*WHAT IS EXPECTED*.
Return the listing below exactly. Leave its pictures out.

*DATA TO PROCESS*.
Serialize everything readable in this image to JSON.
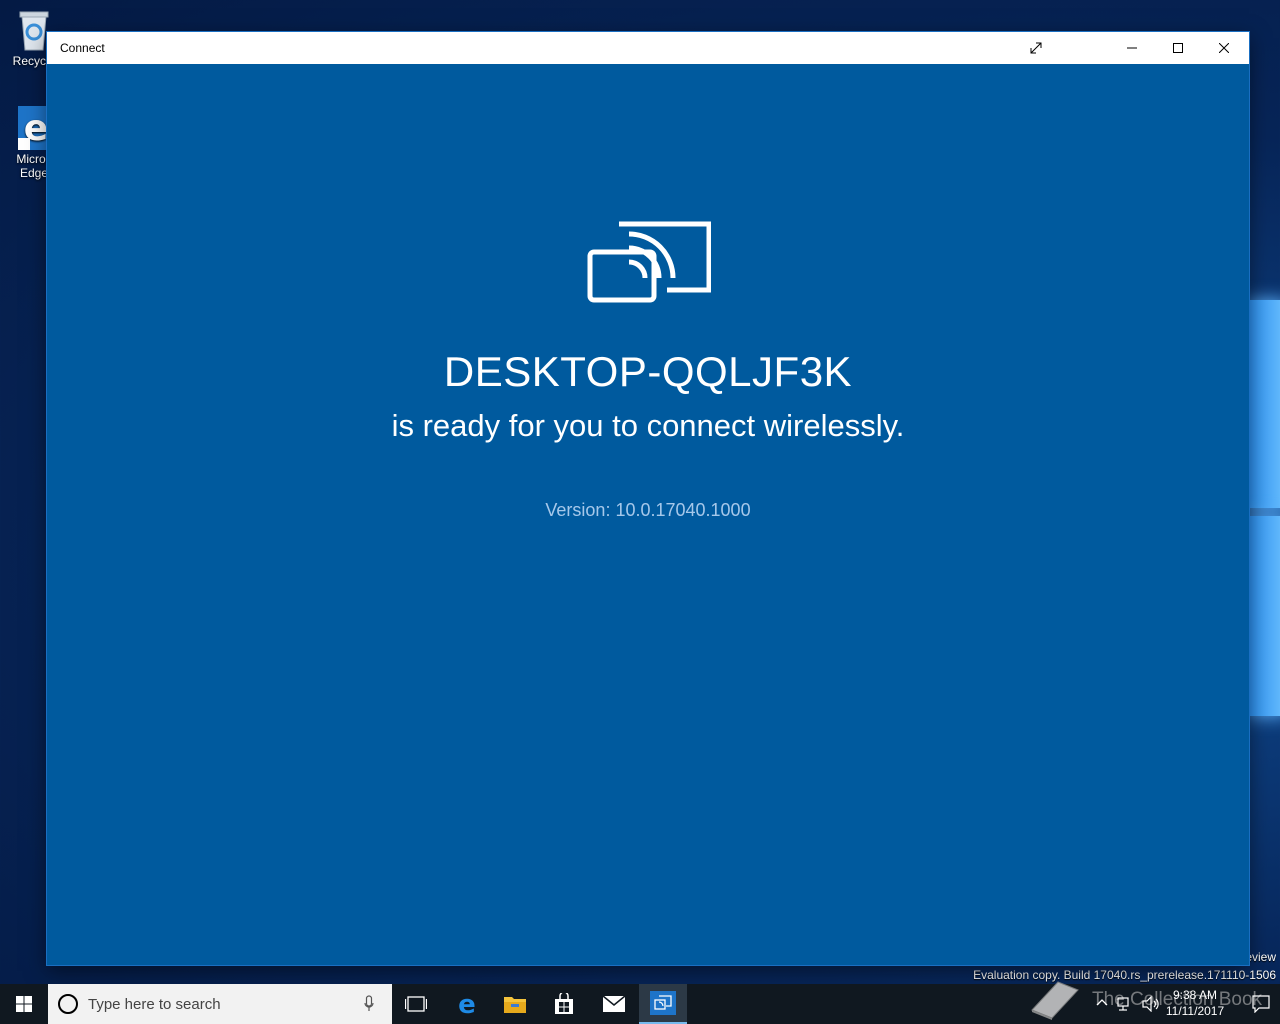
{
  "desktop": {
    "icons": [
      {
        "label": "Recycle"
      },
      {
        "label": "Micros Edge"
      }
    ],
    "watermark_preview": "eview",
    "watermark_build": "Evaluation copy. Build 17040.rs_prerelease.171110-1506",
    "overlay_text": "The Collection Book"
  },
  "window": {
    "title": "Connect",
    "device_name": "DESKTOP-QQLJF3K",
    "ready_text": "is ready for you to connect wirelessly.",
    "version_text": "Version: 10.0.17040.1000",
    "background_color": "#005a9e"
  },
  "taskbar": {
    "search_placeholder": "Type here to search",
    "apps": [
      "task-view",
      "edge",
      "file-explorer",
      "store",
      "mail",
      "connect"
    ],
    "clock_time": "9:38 AM",
    "clock_date": "11/11/2017"
  }
}
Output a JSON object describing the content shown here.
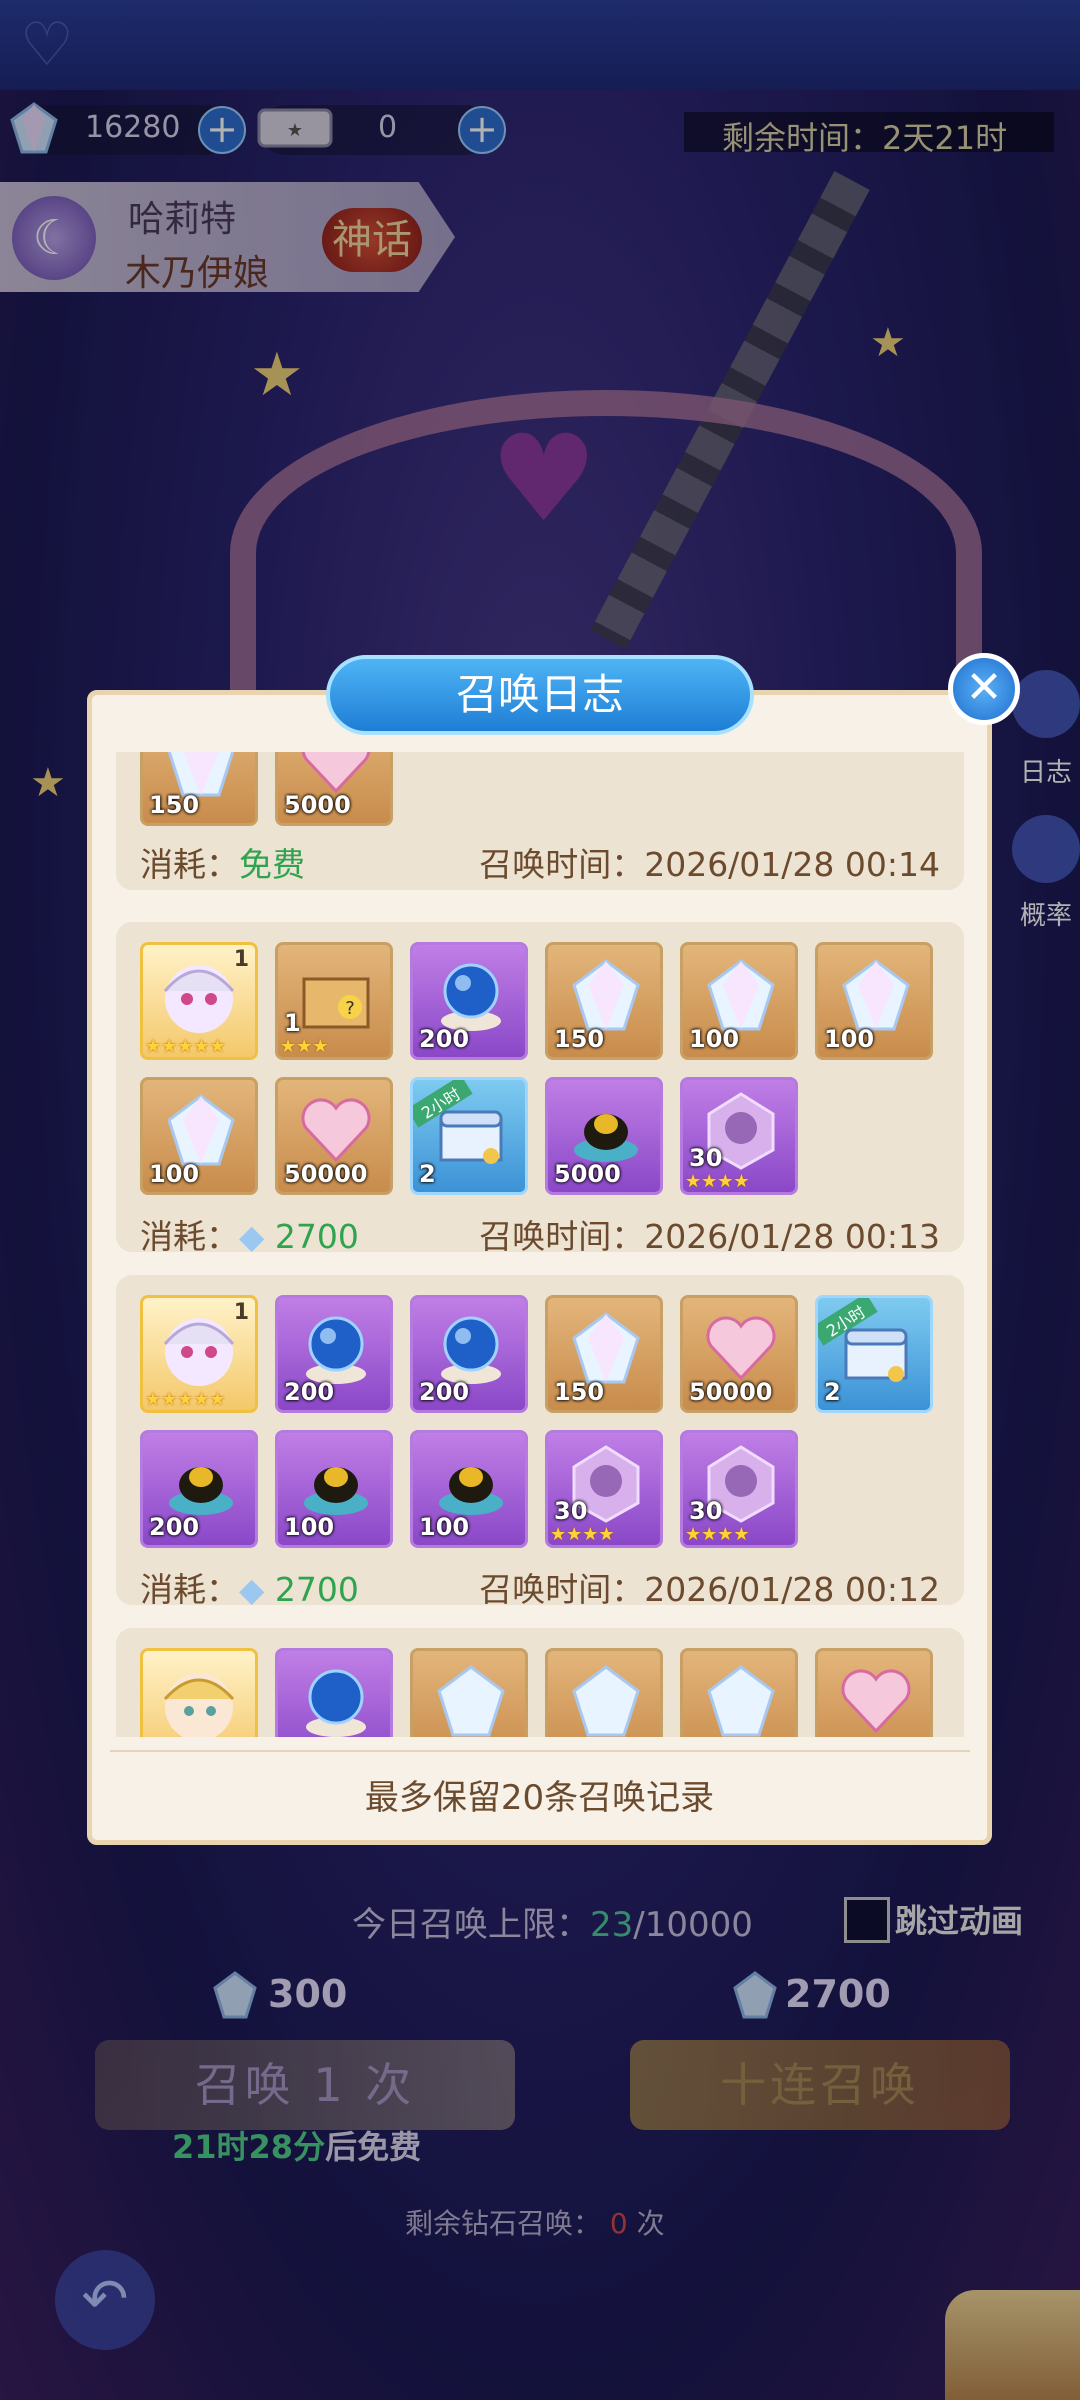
{
  "resources": {
    "diamond_count": "16280",
    "ticket_count": "0",
    "time_remaining": "剩余时间：2天21时"
  },
  "hero_banner": {
    "name": "哈莉特",
    "subtitle": "木乃伊娘",
    "rarity": "神话"
  },
  "side_buttons": {
    "log": "日志",
    "rate": "概率"
  },
  "dialog": {
    "title": "召唤日志",
    "footer": "最多保留20条召唤记录",
    "records": [
      {
        "cost_label": "消耗：",
        "cost_value": "免费",
        "time": "召唤时间：2026/01/28 00:14",
        "items": [
          {
            "type": "diamond",
            "bg": "gold",
            "qty": "150"
          },
          {
            "type": "exp-heart",
            "bg": "gold",
            "qty": "5000"
          }
        ]
      },
      {
        "cost_label": "消耗：",
        "cost_value": "2700",
        "time": "召唤时间：2026/01/28 00:13",
        "items": [
          {
            "type": "hero-portrait",
            "bg": "hero",
            "qty": "1",
            "stars": 5
          },
          {
            "type": "mystery-box",
            "bg": "gold",
            "qty": "1",
            "stars": 3
          },
          {
            "type": "crystal-orb",
            "bg": "purple",
            "qty": "200"
          },
          {
            "type": "diamond",
            "bg": "gold",
            "qty": "150"
          },
          {
            "type": "diamond",
            "bg": "gold",
            "qty": "100"
          },
          {
            "type": "diamond",
            "bg": "gold",
            "qty": "100"
          },
          {
            "type": "diamond",
            "bg": "gold",
            "qty": "100"
          },
          {
            "type": "exp-heart",
            "bg": "gold",
            "qty": "50000"
          },
          {
            "type": "treasure-chest",
            "bg": "blue",
            "qty": "2",
            "tag": "2小时"
          },
          {
            "type": "gold-egg",
            "bg": "purple",
            "qty": "5000"
          },
          {
            "type": "hero-shard",
            "bg": "purple",
            "qty": "30",
            "stars": 4
          }
        ]
      },
      {
        "cost_label": "消耗：",
        "cost_value": "2700",
        "time": "召唤时间：2026/01/28 00:12",
        "items": [
          {
            "type": "hero-portrait",
            "bg": "hero",
            "qty": "1",
            "stars": 5
          },
          {
            "type": "crystal-orb",
            "bg": "purple",
            "qty": "200"
          },
          {
            "type": "crystal-orb",
            "bg": "purple",
            "qty": "200"
          },
          {
            "type": "diamond",
            "bg": "gold",
            "qty": "150"
          },
          {
            "type": "exp-heart",
            "bg": "gold",
            "qty": "50000"
          },
          {
            "type": "treasure-chest",
            "bg": "blue",
            "qty": "2",
            "tag": "2小时"
          },
          {
            "type": "gold-egg",
            "bg": "purple",
            "qty": "200"
          },
          {
            "type": "gold-egg",
            "bg": "purple",
            "qty": "100"
          },
          {
            "type": "gold-egg",
            "bg": "purple",
            "qty": "100"
          },
          {
            "type": "hero-shard",
            "bg": "purple",
            "qty": "30",
            "stars": 4
          },
          {
            "type": "hero-shard",
            "bg": "purple",
            "qty": "30",
            "stars": 4
          }
        ]
      },
      {
        "items": [
          {
            "type": "hero-portrait-blonde",
            "bg": "hero",
            "qty": ""
          },
          {
            "type": "crystal-orb",
            "bg": "purple",
            "qty": ""
          },
          {
            "type": "diamond",
            "bg": "gold",
            "qty": ""
          },
          {
            "type": "diamond",
            "bg": "gold",
            "qty": ""
          },
          {
            "type": "diamond",
            "bg": "gold",
            "qty": ""
          },
          {
            "type": "exp-heart",
            "bg": "gold",
            "qty": ""
          }
        ]
      }
    ]
  },
  "bottom": {
    "limit_label": "今日召唤上限：",
    "limit_used": "23",
    "limit_total": "/10000",
    "skip_animation": "跳过动画",
    "single_cost": "300",
    "ten_cost": "2700",
    "single_button": "召唤 1 次",
    "ten_button": "十连召唤",
    "free_time": "21时28分",
    "free_suffix": "后免费",
    "remain_label": "剩余钻石召唤：",
    "remain_count": "0",
    "remain_unit": "次"
  },
  "colors": {
    "accent_blue": "#1e7ed6",
    "cost_green": "#2fa34e",
    "text_brown": "#6b4a2e"
  }
}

*TASK SOLUTION*.
Serialize everything readable in this image to JSON.
{
  "desktop": {
    "icons": [
      {
        "label": "Recycle"
      },
      {
        "label": "Micros Edge"
      }
    ],
    "watermark_preview": "eview",
    "watermark_build": "Evaluation copy. Build 17040.rs_prerelease.171110-1506",
    "overlay_text": "The Collection Book"
  },
  "window": {
    "title": "Connect",
    "device_name": "DESKTOP-QQLJF3K",
    "ready_text": "is ready for you to connect wirelessly.",
    "version_text": "Version: 10.0.17040.1000",
    "background_color": "#005a9e"
  },
  "taskbar": {
    "search_placeholder": "Type here to search",
    "apps": [
      "task-view",
      "edge",
      "file-explorer",
      "store",
      "mail",
      "connect"
    ],
    "clock_time": "9:38 AM",
    "clock_date": "11/11/2017"
  }
}
Output a JSON object describing the content shown here.
{
  "resources": {
    "diamond_count": "16280",
    "ticket_count": "0",
    "time_remaining": "剩余时间：2天21时"
  },
  "hero_banner": {
    "name": "哈莉特",
    "subtitle": "木乃伊娘",
    "rarity": "神话"
  },
  "side_buttons": {
    "log": "日志",
    "rate": "概率"
  },
  "dialog": {
    "title": "召唤日志",
    "footer": "最多保留20条召唤记录",
    "records": [
      {
        "cost_label": "消耗：",
        "cost_value": "免费",
        "time": "召唤时间：2026/01/28 00:14",
        "items": [
          {
            "type": "diamond",
            "bg": "gold",
            "qty": "150"
          },
          {
            "type": "exp-heart",
            "bg": "gold",
            "qty": "5000"
          }
        ]
      },
      {
        "cost_label": "消耗：",
        "cost_value": "2700",
        "time": "召唤时间：2026/01/28 00:13",
        "items": [
          {
            "type": "hero-portrait",
            "bg": "hero",
            "qty": "1",
            "stars": 5
          },
          {
            "type": "mystery-box",
            "bg": "gold",
            "qty": "1",
            "stars": 3
          },
          {
            "type": "crystal-orb",
            "bg": "purple",
            "qty": "200"
          },
          {
            "type": "diamond",
            "bg": "gold",
            "qty": "150"
          },
          {
            "type": "diamond",
            "bg": "gold",
            "qty": "100"
          },
          {
            "type": "diamond",
            "bg": "gold",
            "qty": "100"
          },
          {
            "type": "diamond",
            "bg": "gold",
            "qty": "100"
          },
          {
            "type": "exp-heart",
            "bg": "gold",
            "qty": "50000"
          },
          {
            "type": "treasure-chest",
            "bg": "blue",
            "qty": "2",
            "tag": "2小时"
          },
          {
            "type": "gold-egg",
            "bg": "purple",
            "qty": "5000"
          },
          {
            "type": "hero-shard",
            "bg": "purple",
            "qty": "30",
            "stars": 4
          }
        ]
      },
      {
        "cost_label": "消耗：",
        "cost_value": "2700",
        "time": "召唤时间：2026/01/28 00:12",
        "items": [
          {
            "type": "hero-portrait",
            "bg": "hero",
            "qty": "1",
            "stars": 5
          },
          {
            "type": "crystal-orb",
            "bg": "purple",
            "qty": "200"
          },
          {
            "type": "crystal-orb",
            "bg": "purple",
            "qty": "200"
          },
          {
            "type": "diamond",
            "bg": "gold",
            "qty": "150"
          },
          {
            "type": "exp-heart",
            "bg": "gold",
            "qty": "50000"
          },
          {
            "type": "treasure-chest",
            "bg": "blue",
            "qty": "2",
            "tag": "2小时"
          },
          {
            "type": "gold-egg",
            "bg": "purple",
            "qty": "200"
          },
          {
            "type": "gold-egg",
            "bg": "purple",
            "qty": "100"
          },
          {
            "type": "gold-egg",
            "bg": "purple",
            "qty": "100"
          },
          {
            "type": "hero-shard",
            "bg": "purple",
            "qty": "30",
            "stars": 4
          },
          {
            "type": "hero-shard",
            "bg": "purple",
            "qty": "30",
            "stars": 4
          }
        ]
      },
      {
        "items": [
          {
            "type": "hero-portrait-blonde",
            "bg": "hero",
            "qty": ""
          },
          {
            "type": "crystal-orb",
            "bg": "purple",
            "qty": ""
          },
          {
            "type": "diamond",
            "bg": "gold",
            "qty": ""
          },
          {
            "type": "diamond",
            "bg": "gold",
            "qty": ""
          },
          {
            "type": "diamond",
            "bg": "gold",
            "qty": ""
          },
          {
            "type": "exp-heart",
            "bg": "gold",
            "qty": ""
          }
        ]
      }
    ]
  },
  "bottom": {
    "limit_label": "今日召唤上限：",
    "limit_used": "23",
    "limit_total": "/10000",
    "skip_animation": "跳过动画",
    "single_cost": "300",
    "ten_cost": "2700",
    "single_button": "召唤 1 次",
    "ten_button": "十连召唤",
    "free_time": "21时28分",
    "free_suffix": "后免费",
    "remain_label": "剩余钻石召唤：",
    "remain_count": "0",
    "remain_unit": "次"
  },
  "colors": {
    "accent_blue": "#1e7ed6",
    "cost_green": "#2fa34e",
    "text_brown": "#6b4a2e"
  }
}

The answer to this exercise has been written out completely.